**Given records:**
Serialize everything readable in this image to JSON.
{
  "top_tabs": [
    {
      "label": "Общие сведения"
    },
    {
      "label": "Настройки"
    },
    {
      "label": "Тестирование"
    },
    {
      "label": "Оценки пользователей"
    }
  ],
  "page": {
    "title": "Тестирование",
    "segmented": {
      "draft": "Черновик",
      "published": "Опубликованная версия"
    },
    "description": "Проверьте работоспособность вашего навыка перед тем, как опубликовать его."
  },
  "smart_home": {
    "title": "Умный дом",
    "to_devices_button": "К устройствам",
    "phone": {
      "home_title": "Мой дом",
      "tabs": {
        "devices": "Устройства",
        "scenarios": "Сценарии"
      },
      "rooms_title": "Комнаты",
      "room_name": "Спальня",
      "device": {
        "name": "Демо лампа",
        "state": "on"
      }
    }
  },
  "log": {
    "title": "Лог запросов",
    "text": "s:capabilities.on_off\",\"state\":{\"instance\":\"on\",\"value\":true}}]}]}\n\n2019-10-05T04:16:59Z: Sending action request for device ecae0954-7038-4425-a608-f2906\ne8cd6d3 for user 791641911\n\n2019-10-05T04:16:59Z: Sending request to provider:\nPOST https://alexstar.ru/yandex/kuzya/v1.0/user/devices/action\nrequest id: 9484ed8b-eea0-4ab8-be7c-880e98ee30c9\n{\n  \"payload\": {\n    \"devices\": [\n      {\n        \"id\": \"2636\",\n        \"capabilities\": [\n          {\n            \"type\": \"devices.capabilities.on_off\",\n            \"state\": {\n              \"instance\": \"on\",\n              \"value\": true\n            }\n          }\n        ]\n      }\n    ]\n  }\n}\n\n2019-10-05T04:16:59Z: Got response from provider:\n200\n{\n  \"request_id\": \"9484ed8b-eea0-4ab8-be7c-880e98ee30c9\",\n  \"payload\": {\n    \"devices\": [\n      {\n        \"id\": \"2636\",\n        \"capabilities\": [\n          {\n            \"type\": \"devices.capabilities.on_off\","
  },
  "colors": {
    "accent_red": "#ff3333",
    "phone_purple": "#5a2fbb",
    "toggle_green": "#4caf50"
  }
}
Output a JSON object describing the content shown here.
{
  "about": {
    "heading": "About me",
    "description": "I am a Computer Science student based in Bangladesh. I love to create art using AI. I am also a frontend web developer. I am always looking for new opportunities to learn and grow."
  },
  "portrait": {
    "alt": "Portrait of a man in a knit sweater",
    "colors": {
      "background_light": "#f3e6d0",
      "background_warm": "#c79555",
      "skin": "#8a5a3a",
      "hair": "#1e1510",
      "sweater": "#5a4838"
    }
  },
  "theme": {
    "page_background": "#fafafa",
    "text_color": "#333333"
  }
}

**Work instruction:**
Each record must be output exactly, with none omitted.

**Final answer:**
Serialize everything readable in this image to JSON.
{
  "top_tabs": [
    {
      "label": "Общие сведения"
    },
    {
      "label": "Настройки"
    },
    {
      "label": "Тестирование"
    },
    {
      "label": "Оценки пользователей"
    }
  ],
  "page": {
    "title": "Тестирование",
    "segmented": {
      "draft": "Черновик",
      "published": "Опубликованная версия"
    },
    "description": "Проверьте работоспособность вашего навыка перед тем, как опубликовать его."
  },
  "smart_home": {
    "title": "Умный дом",
    "to_devices_button": "К устройствам",
    "phone": {
      "home_title": "Мой дом",
      "tabs": {
        "devices": "Устройства",
        "scenarios": "Сценарии"
      },
      "rooms_title": "Комнаты",
      "room_name": "Спальня",
      "device": {
        "name": "Демо лампа",
        "state": "on"
      }
    }
  },
  "log": {
    "title": "Лог запросов",
    "text": "s:capabilities.on_off\",\"state\":{\"instance\":\"on\",\"value\":true}}]}]}\n\n2019-10-05T04:16:59Z: Sending action request for device ecae0954-7038-4425-a608-f2906\ne8cd6d3 for user 791641911\n\n2019-10-05T04:16:59Z: Sending request to provider:\nPOST https://alexstar.ru/yandex/kuzya/v1.0/user/devices/action\nrequest id: 9484ed8b-eea0-4ab8-be7c-880e98ee30c9\n{\n  \"payload\": {\n    \"devices\": [\n      {\n        \"id\": \"2636\",\n        \"capabilities\": [\n          {\n            \"type\": \"devices.capabilities.on_off\",\n            \"state\": {\n              \"instance\": \"on\",\n              \"value\": true\n            }\n          }\n        ]\n      }\n    ]\n  }\n}\n\n2019-10-05T04:16:59Z: Got response from provider:\n200\n{\n  \"request_id\": \"9484ed8b-eea0-4ab8-be7c-880e98ee30c9\",\n  \"payload\": {\n    \"devices\": [\n      {\n        \"id\": \"2636\",\n        \"capabilities\": [\n          {\n            \"type\": \"devices.capabilities.on_off\","
  },
  "colors": {
    "accent_red": "#ff3333",
    "phone_purple": "#5a2fbb",
    "toggle_green": "#4caf50"
  }
}
Output a JSON object describing the content shown here.
{
  "about": {
    "heading": "About me",
    "description": "I am a Computer Science student based in Bangladesh. I love to create art using AI. I am also a frontend web developer. I am always looking for new opportunities to learn and grow."
  },
  "portrait": {
    "alt": "Portrait of a man in a knit sweater",
    "colors": {
      "background_light": "#f3e6d0",
      "background_warm": "#c79555",
      "skin": "#8a5a3a",
      "hair": "#1e1510",
      "sweater": "#5a4838"
    }
  },
  "theme": {
    "page_background": "#fafafa",
    "text_color": "#333333"
  }
}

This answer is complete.